- Make products to meet requirements that customers cannot fully quantify
- Navigate regulatory and governance requirements in a landscape that’s constantly changing
- Deliver consulting, training and education to customers - free of charge - during sales cycles, pre-sales, pilot projects
- Keep up with the latest “shiny things” because customers continuously ask for them.
- Answer the same questions, in the same RFPs – yes that happens…often – and submit a response that’s contractually binding.
- Differentiate with products/features against ‘unknown’ competition. As a side note, in almost all cases, when a vendor is in a competitive situation, and the customer will not disclose who we are competing against, we can generally guess. By the second round of demos, we’re asked for the “shiny thing” that was in another product – so we usually know who we’re up against
- Take the blame. Despite the buying process, independent consultants, implementation process or the day-to-day management of the solution, if it fails, the product is blamed.

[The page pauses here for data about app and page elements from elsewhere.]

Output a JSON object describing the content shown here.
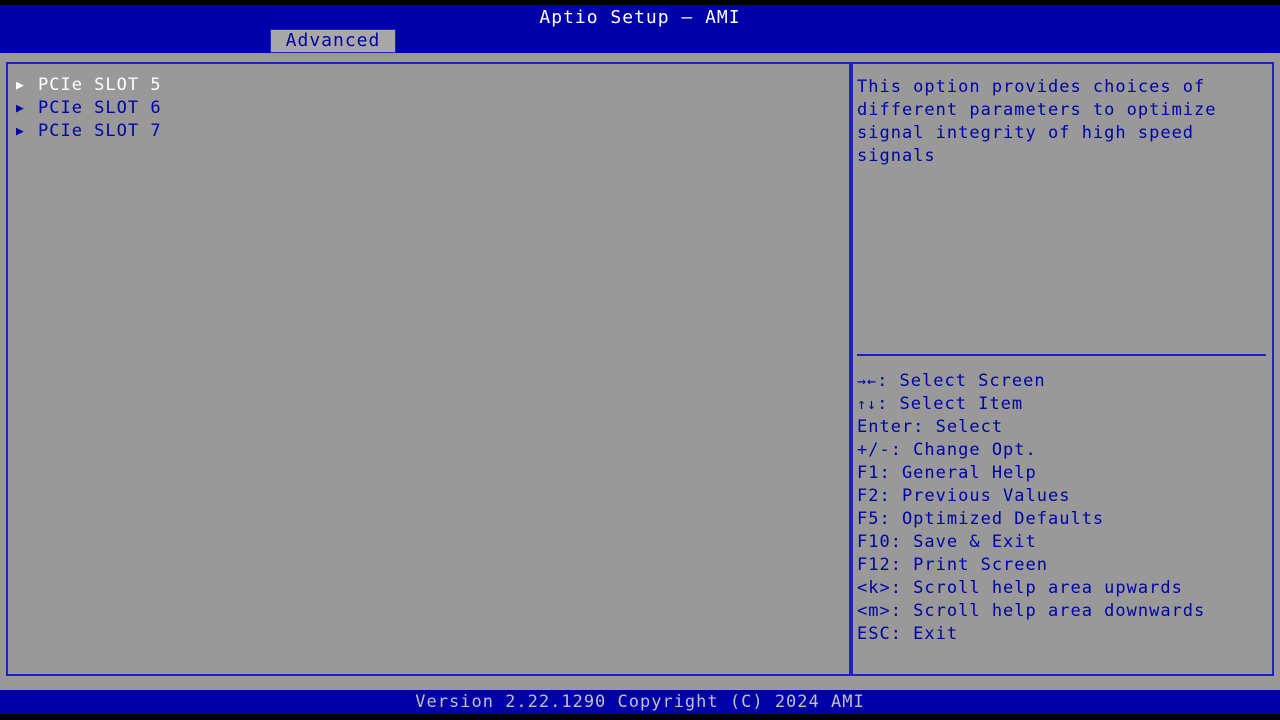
{
  "window": {
    "title": "Aptio Setup – AMI"
  },
  "tabs": [
    {
      "label": "Advanced",
      "active": true
    }
  ],
  "menu": {
    "items": [
      {
        "marker": "▶",
        "label": "PCIe SLOT 5",
        "selected": true
      },
      {
        "marker": "▶",
        "label": "PCIe SLOT 6",
        "selected": false
      },
      {
        "marker": "▶",
        "label": "PCIe SLOT 7",
        "selected": false
      }
    ]
  },
  "help": {
    "text": "This option provides choices of different parameters to optimize signal integrity of high speed signals"
  },
  "keys": [
    {
      "glyph": "→←",
      "text": ": Select Screen"
    },
    {
      "glyph": "↑↓",
      "text": ": Select Item"
    },
    {
      "glyph": "",
      "text": "Enter: Select"
    },
    {
      "glyph": "",
      "text": "+/-: Change Opt."
    },
    {
      "glyph": "",
      "text": "F1: General Help"
    },
    {
      "glyph": "",
      "text": "F2: Previous Values"
    },
    {
      "glyph": "",
      "text": "F5: Optimized Defaults"
    },
    {
      "glyph": "",
      "text": "F10: Save & Exit"
    },
    {
      "glyph": "",
      "text": "F12: Print Screen"
    },
    {
      "glyph": "",
      "text": "<k>: Scroll help area upwards"
    },
    {
      "glyph": "",
      "text": "<m>: Scroll help area downwards"
    },
    {
      "glyph": "",
      "text": "ESC: Exit"
    }
  ],
  "footer": {
    "version": "Version 2.22.1290 Copyright (C) 2024 AMI"
  },
  "colors": {
    "background": "#999999",
    "header_blue": "#0000a8",
    "text_blue": "#0000a8",
    "border_blue": "#2020c0",
    "selected_text": "#ffffff",
    "footer_text": "#c0c0c0",
    "tab_background": "#a8a8a8"
  }
}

Everyone else washes their hands of it and moves on to the next project.
Long after the ITIL foundation training is done, when the consultant is gone, and the people who implemented your solution have moved on, as a vendor, we will still be there, supporting you, and doing what we can to help you succeed.
I rarely see an RFP that spells out the business problems that need to be solved. More often than not, it’s a shopping list of features/functionality, often derived from the bits people liked about their existing solution, topped with generic ITSM requirements based on a commonly used template. If customers would just explain the business problems they’re trying to solve, vendors would be in a better position to help.
Vendors sell what customers ask for. Customers ask for the latest silver bullets that the industry pundits are promoting. Customers are told that vendors have an agenda and only want to sell their products, you need independent advice…and round and round we go…
The Hornbill Promotion Bit: I am proud to say as a vendor we do not lead with ITIL. We have to fit within the ITIL box, but we will never allow innovation to be stifled by ITIL dogma. We lead with technology innovations that improve the way our customers work. We listen to concepts and blue sky thinking, but we base our products on practical, tangible things you can touch, see and use every day.
With pay-as-you-go, no contractual tie-in arrangements, the balance of power has shifted to the customer. Vendors want customers to succeed, quite simply because their revenue and long-term sustainability depends on your continued success. In the age of on-premise software, with large up-front costs and long term contracts, the vendor had the edge, and customers had to “sweat the asset” and “justify the spend”. Today, if the vendor doesn’t deliver value, customers can walk away. If you’re a SaaS customer, and you need help, just reach out to your vendor, I guarantee they’ll be highly motivated to do everything they can to support you.